++++ Input data

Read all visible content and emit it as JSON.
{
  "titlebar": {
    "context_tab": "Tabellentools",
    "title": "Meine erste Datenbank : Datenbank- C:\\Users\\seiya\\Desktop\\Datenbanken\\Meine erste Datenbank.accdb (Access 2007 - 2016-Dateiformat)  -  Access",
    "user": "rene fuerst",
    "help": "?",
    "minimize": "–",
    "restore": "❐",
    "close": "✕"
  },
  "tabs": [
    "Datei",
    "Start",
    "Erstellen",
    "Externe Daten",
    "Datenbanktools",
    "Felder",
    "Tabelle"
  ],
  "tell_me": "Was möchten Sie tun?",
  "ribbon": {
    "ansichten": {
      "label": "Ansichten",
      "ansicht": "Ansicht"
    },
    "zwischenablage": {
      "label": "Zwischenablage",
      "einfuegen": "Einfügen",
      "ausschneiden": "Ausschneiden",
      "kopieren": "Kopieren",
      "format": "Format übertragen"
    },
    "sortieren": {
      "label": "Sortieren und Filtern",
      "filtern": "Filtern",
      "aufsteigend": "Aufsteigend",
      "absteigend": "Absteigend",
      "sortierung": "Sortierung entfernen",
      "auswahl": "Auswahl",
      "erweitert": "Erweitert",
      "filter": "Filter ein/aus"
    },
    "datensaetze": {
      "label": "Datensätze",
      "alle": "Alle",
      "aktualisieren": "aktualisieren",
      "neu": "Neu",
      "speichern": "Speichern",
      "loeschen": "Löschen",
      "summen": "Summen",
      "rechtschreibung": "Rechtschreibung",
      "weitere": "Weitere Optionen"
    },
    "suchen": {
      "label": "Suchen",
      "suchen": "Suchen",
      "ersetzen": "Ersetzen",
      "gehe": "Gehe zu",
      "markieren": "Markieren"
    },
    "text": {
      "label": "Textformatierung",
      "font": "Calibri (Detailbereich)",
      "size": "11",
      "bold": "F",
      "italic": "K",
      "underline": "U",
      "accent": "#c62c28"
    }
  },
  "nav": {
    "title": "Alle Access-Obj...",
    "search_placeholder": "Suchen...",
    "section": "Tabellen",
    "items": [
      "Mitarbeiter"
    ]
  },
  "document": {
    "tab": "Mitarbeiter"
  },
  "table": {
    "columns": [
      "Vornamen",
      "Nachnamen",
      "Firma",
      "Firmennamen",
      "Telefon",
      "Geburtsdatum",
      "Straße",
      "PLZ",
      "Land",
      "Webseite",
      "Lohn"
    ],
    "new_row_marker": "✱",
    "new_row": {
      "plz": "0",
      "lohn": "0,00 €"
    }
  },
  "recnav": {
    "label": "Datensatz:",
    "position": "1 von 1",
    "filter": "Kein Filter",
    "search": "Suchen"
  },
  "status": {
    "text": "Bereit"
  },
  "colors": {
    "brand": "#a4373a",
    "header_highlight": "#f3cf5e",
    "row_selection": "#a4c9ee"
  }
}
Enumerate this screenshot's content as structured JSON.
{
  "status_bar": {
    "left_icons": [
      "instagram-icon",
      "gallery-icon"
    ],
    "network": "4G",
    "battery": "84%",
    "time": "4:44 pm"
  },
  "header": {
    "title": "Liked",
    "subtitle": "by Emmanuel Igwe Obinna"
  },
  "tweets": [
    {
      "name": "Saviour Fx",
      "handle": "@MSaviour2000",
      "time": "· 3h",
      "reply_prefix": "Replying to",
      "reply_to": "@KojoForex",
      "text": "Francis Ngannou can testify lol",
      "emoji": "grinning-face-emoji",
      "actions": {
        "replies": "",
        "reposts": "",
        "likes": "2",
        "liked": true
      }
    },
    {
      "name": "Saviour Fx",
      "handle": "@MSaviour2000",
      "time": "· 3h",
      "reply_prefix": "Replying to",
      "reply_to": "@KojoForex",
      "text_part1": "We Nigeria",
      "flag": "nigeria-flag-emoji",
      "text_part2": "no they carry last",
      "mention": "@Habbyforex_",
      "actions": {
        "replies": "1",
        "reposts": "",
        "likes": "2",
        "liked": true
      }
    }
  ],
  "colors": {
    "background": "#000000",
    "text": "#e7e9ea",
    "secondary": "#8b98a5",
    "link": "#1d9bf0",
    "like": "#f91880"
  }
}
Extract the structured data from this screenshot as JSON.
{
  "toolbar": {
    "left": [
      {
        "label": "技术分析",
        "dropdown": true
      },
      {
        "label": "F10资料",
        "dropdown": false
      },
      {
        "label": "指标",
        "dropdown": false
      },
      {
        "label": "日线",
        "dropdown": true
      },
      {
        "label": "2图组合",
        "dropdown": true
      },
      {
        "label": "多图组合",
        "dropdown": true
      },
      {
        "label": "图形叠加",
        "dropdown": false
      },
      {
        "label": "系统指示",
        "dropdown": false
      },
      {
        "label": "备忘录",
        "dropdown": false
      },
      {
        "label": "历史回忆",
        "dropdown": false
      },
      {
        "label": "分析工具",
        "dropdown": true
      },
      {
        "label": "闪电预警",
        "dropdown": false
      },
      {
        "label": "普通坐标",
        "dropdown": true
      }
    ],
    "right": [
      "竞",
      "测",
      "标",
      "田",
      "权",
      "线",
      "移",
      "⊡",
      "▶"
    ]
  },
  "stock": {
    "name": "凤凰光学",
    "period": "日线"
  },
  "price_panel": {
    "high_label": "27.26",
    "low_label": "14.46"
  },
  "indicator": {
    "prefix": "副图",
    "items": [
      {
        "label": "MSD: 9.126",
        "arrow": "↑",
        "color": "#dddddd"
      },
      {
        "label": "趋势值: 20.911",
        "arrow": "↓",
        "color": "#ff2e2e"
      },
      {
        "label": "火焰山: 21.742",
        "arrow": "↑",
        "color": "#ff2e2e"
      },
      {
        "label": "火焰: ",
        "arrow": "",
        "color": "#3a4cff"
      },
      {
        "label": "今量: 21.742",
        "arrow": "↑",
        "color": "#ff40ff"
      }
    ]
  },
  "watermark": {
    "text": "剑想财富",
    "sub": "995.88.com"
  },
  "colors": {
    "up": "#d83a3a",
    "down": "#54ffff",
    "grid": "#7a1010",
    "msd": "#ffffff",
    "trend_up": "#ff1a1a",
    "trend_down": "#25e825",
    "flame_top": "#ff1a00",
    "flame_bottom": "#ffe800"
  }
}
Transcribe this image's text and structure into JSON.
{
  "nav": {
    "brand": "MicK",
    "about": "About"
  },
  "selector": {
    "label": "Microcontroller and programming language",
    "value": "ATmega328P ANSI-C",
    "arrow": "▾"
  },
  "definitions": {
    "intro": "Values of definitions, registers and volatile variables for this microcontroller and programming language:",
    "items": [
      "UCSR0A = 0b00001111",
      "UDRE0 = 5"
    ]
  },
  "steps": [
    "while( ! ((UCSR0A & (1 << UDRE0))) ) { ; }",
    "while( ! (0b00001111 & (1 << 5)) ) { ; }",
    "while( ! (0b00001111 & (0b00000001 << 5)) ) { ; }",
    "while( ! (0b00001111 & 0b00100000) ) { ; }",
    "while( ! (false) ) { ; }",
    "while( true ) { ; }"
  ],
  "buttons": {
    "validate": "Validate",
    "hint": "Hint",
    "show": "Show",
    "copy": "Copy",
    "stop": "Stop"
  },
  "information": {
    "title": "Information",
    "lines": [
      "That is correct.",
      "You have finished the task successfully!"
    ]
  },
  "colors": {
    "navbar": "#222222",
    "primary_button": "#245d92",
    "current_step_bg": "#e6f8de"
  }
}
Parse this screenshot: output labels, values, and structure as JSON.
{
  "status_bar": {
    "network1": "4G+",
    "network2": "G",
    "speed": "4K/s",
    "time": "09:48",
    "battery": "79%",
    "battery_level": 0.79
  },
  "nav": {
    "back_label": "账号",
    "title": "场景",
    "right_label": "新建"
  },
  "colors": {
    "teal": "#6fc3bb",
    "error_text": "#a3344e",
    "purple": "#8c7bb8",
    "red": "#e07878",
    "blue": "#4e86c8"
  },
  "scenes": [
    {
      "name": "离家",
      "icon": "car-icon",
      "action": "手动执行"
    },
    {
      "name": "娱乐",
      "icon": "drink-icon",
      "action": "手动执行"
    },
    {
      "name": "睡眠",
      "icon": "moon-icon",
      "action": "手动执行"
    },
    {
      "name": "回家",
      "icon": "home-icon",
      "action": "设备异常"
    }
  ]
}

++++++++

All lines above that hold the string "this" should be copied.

_Task answer:_
Enumerate this screenshot's content as structured JSON.
Extract the structured data from this screenshot as JSON.
Transcribe this image's text and structure into JSON.
    "intro": "Values of definitions, registers and volatile variables for this microcontroller and programming language:",
Parse this screenshot: output labels, values, and structure as JSON.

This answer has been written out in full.